This is.
Suspended note going here.
So when you improvise, or
if you add a chord.
It's not a good note to,
to end the phrase on.
But it works fine within the sentence.
So it's leading somewhere, instead of
just ending or staying on that note.
So, there's some triads
that works really well.
That gives kind of a suspended feeling
to it, 'cause it has that C within that.
Gives you a feel of like a G.
Four chord.
once again play between those two triads.
G and F.
It works really well.
And another thing,
you can once again use the,
the approach note I spoke about
when I was doing the Dorian scale.
When doing the Dorian scale, the D Dorian,
I use that same note,
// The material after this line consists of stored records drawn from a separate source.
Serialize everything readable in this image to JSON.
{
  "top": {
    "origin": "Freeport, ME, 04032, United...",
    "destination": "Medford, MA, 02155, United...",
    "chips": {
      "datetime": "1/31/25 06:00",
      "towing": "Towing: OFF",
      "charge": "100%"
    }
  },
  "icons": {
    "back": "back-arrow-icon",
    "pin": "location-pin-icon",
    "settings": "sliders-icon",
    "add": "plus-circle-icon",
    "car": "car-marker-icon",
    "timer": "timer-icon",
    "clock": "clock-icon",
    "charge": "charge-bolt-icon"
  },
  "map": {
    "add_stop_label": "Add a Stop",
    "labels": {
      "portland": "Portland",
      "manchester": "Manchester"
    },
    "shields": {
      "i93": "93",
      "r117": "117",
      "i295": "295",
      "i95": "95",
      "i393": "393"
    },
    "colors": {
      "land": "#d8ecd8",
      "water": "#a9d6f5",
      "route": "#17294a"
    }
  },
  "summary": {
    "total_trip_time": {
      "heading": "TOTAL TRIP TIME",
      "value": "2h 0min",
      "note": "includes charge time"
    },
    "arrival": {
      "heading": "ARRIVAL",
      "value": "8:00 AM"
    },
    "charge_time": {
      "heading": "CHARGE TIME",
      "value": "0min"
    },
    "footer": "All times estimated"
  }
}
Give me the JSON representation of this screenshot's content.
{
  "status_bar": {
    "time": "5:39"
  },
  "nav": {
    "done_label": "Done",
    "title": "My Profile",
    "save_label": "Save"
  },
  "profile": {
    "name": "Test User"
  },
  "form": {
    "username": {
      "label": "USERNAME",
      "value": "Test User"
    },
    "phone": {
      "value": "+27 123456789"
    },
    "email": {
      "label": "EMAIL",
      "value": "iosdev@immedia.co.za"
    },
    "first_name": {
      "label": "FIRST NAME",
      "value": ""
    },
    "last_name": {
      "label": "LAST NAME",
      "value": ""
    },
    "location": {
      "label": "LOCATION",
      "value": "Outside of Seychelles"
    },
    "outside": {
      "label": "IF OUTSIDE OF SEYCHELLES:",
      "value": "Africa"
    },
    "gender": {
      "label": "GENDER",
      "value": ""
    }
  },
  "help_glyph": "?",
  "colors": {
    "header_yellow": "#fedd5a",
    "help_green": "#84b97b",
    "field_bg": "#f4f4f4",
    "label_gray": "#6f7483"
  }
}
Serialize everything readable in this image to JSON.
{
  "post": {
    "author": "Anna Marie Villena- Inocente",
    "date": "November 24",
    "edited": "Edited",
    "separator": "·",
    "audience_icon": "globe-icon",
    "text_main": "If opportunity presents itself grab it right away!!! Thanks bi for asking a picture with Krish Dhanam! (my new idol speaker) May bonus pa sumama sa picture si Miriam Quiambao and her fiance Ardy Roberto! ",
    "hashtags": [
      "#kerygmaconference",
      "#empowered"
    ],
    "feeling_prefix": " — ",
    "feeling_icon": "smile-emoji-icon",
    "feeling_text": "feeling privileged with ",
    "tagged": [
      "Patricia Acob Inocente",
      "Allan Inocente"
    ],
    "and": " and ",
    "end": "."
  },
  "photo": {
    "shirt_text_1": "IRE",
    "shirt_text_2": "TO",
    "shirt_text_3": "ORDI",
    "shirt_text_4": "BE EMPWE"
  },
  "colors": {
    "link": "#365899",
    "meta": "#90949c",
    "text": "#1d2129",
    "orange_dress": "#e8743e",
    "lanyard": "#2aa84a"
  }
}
the C Sharp, in that case it was
a major 7th, and in this case.
It's the same note but
it has a different function.
Because it's a different chord, and
a different chord, chord scale.
So in this case it is the sharp 11,
or sharp 4.
So listen to this.
Same notes, E,
in this case, the 9th.
No, not the 9th.
It's the 6th.
The 6th and, the sharp 11, and the 5th.
Works really well.
And another thing is to
add a chromatic note.
Of course you can add any chromatic note
in-between the, the, notes of the scale,
like I've done before.
But to add a specific chromatic note,
to add,
to add an F sharp.
Or G flat.
You can call it G flat
when you're descending.
So if you have a G here.
[SOUND] And then G sharp,
F, E, D, then B.
You continue with the scale.
You do the same one octave down.
G, G flat, E, no F, and E, and E.
C, B, A, G.
This is called the bebop scale,
because just, if you just add that note,
it will sound like a bebop phrase.
Up here.
That's a pretty cool tool you can
practice, the bebop scale.
It's a Mixolydian scale with an extra,
with a, a G sh-, G flat.
Wow, going down, descending.
So now we're going to try to improvise
using these devices over G Mixolydian.
Starting with the triads.
Within the chord scale D minor.
E minor.
This approach note, G, C sharp.
You think that sixth too.
Some chromatic notes.
Using the arpeggios, F major, D7, A minor.
F, G, F, G.
G Mixolydian.